--- RECORDED DATA Enclosed Below ---

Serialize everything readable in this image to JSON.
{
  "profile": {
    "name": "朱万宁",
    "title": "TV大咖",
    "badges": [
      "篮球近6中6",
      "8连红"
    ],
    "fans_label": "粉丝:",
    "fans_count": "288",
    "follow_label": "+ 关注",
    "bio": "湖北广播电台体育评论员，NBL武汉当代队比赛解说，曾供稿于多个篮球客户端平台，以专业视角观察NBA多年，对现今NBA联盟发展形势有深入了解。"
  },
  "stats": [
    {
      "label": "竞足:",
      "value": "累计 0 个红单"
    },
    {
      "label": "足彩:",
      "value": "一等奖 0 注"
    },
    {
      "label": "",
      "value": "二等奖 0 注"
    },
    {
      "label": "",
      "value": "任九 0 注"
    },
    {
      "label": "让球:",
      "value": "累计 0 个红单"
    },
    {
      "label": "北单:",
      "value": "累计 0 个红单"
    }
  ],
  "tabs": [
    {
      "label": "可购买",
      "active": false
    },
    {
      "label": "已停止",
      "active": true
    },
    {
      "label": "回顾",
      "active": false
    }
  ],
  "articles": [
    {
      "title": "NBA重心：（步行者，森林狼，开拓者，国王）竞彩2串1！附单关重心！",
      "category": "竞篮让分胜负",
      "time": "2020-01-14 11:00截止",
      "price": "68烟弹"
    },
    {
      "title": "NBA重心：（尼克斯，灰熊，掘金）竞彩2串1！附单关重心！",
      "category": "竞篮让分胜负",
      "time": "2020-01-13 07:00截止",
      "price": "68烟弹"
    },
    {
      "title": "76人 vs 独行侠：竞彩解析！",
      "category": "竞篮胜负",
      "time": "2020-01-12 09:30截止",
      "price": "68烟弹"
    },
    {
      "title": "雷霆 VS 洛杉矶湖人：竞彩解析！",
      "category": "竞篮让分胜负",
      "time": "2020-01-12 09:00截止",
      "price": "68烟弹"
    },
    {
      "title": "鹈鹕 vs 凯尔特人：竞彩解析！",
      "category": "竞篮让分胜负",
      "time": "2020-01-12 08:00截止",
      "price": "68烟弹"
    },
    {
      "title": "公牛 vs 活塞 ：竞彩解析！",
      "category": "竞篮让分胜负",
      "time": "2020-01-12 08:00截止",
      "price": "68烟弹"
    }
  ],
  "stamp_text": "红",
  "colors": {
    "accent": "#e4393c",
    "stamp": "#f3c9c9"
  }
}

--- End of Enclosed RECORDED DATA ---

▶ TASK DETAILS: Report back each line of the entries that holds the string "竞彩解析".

▶ RESULT:
      "title": "76人 vs 独行侠：竞彩解析！",
      "title": "雷霆 VS 洛杉矶湖人：竞彩解析！",
      "title": "鹈鹕 vs 凯尔特人：竞彩解析！",
      "title": "公牛 vs 活塞 ：竞彩解析！",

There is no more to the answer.